Q. What are common drugs or emergencies that need to be expressed to the LTC?
Pain medications are difficult to coordinate legal requirements with any third party, so the pharmacy needs to have a method of providing control drugs. New admissions are common requests by facilities that need to have medications immediately available. Antibiotics, hypertension, NSAID, allergy, and other irritable conditions affecting a person’s comfort, are also common requests and should be anticipated.
Q. Who pays for the expensive delivery?
This is a difficult problem — no one wants to pay. The nursing facilities goal is to have medication available. Pharmacies need to be prepared to incur the delivery cost and pre-arrange the financial expense.
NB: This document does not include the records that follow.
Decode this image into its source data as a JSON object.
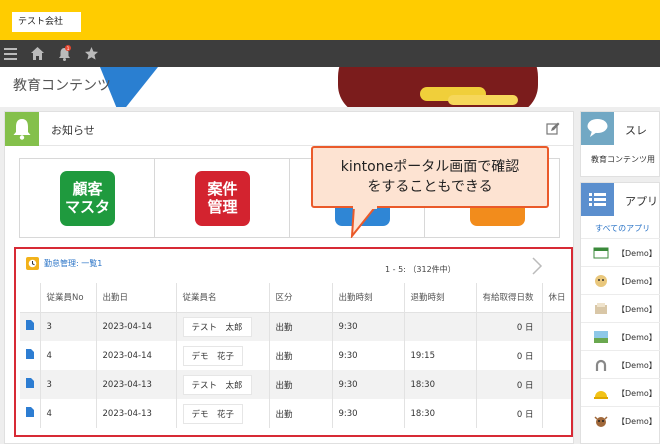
{
  "header": {
    "company": "テスト会社"
  },
  "nav": {
    "badge": "1"
  },
  "hero": {
    "title": "教育コンテンツ"
  },
  "notice": {
    "title": "お知らせ"
  },
  "tiles": [
    {
      "line1": "顧客",
      "line2": "マスタ",
      "color": "#1f9a3e"
    },
    {
      "line1": "案件",
      "line2": "管理",
      "color": "#d3232f"
    },
    {
      "line1": "",
      "line2": "",
      "color": "#2f86d5"
    },
    {
      "line1": "",
      "line2": "",
      "color": "#f28c1c"
    }
  ],
  "callout": {
    "line1": "kintoneポータル画面で確認",
    "line2": "をすることもできる"
  },
  "grid": {
    "link": "勤怠管理: 一覧1",
    "count": "1 - 5: （312件中）",
    "columns": [
      "",
      "従業員No",
      "出勤日",
      "従業員名",
      "区分",
      "出勤時刻",
      "退勤時刻",
      "有給取得日数",
      "休日"
    ],
    "rows": [
      {
        "no": "3",
        "date": "2023-04-14",
        "name": "テスト　太郎",
        "kubun": "出勤",
        "in": "9:30",
        "out": "",
        "paid": "0 日"
      },
      {
        "no": "4",
        "date": "2023-04-14",
        "name": "デモ　花子",
        "kubun": "出勤",
        "in": "9:30",
        "out": "19:15",
        "paid": "0 日"
      },
      {
        "no": "3",
        "date": "2023-04-13",
        "name": "テスト　太郎",
        "kubun": "出勤",
        "in": "9:30",
        "out": "18:30",
        "paid": "0 日"
      },
      {
        "no": "4",
        "date": "2023-04-13",
        "name": "デモ　花子",
        "kubun": "出勤",
        "in": "9:30",
        "out": "18:30",
        "paid": "0 日"
      }
    ]
  },
  "space": {
    "title": "スレ",
    "body": "教育コンテンツ用"
  },
  "apps": {
    "title": "アプリ",
    "link": "すべてのアプリ",
    "items": [
      {
        "label": "【Demo】"
      },
      {
        "label": "【Demo】"
      },
      {
        "label": "【Demo】"
      },
      {
        "label": "【Demo】"
      },
      {
        "label": "【Demo】"
      },
      {
        "label": "【Demo】"
      },
      {
        "label": "【Demo】"
      }
    ]
  }
}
Q. What about security and reliability of unknown drivers picking up medications and having access to healthcare settings?
We prefer delivery services that concentrate on healthcare and are trained in procedures. Our drivers are assigned to our routes and locations and get to know our facilities. They become an extension of the pharmacy. We have tracking methods that allow us to know where the driver and medication are in terms of location and delivery status. The drivers have a dress code that helps facilities recognize them.
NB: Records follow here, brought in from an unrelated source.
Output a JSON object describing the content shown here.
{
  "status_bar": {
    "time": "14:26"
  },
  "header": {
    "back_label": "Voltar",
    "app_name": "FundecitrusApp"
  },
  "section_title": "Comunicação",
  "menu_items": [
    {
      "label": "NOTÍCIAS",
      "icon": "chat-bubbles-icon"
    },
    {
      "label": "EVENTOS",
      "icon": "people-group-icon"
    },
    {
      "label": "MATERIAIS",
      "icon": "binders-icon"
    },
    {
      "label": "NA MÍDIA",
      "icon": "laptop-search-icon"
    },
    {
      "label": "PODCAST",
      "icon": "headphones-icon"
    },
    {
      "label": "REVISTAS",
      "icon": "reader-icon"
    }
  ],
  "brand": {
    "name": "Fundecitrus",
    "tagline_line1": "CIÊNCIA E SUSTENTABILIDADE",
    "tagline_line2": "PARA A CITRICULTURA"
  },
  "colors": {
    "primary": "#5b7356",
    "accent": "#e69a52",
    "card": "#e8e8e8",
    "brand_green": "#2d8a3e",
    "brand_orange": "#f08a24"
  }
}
Q. A hybrid approach to a delivery service is more robust, controls costs, and often is the quickest method of delivery. Can you elaborate on what this model could look like?
A hybrid model has multiple layers. The first layer is 24/7 availability. We do not use an answering service so phone calls and requests are received by employees at any time or day (inclusive of holidays). Being a 24/7 pharmacy, delivery of most stat medications will come directly from the pharmacy.
The second layer is a good emergency kit system located at the facility. The kit should be regularly updated with the facility’s most common medications and checked for stock and valid expiration dates. Medication storage can be in well-designed plastic boxes or in electronic cabinets that interface with the pharmacy. Lastly, use the backup service network as needed if the other two resources cannot fulfill a medication need.
Q. What about using electronic cabinets?
There are many cabinets on the market and varying degrees of functionality and price. They usually are subject to regulations on contents, security, and process. They are expensive but do offer immediate patient medication availability. The higher-end cabinets are interfaced with the pharmacy to grant access to medications, matching patient profiles, billing, and replenishment with each transaction. Work with vendors to finance and learn more about their applications.
Q. How do you see LTC delivery and back-up pharmacy services evolving in the future?
I think technology will continue to evolve and “smart kits” will predominate the industry. Electronic Health Record system should help the industry transfer information seamlessly to help providers have more accurate information on a real-time basis and avoid gaps of med availability. I see e-mars populating and synching the supplies with pharmacy and medication orders being sent on a “just-in-time” basis.
Kevin R. Fearon, R.Ph., MBA, FASCP, President ASCP
Throughout his career, Fearon has acquired broad pharmacy experience, having spent the past 35 years in LTC. Beginning in hospital and transitioning to retail and institutional practices, Fearon has held national leadership positions for over 15 years, enabling him to develop best practices while interacting with boards of pharmacy and automation companies. Fearon’s experiences with best practices, software, and automation influenced the industry’s use of regulatory changes and technology, along with the adoption and modification of dispensing practices. Fearon is a graduate of The Ohio State College of Pharmacy and obtained an MBA from Baldwin Wallace University. He is the current president of ASCP.
This post is related to:Long Term Care Resources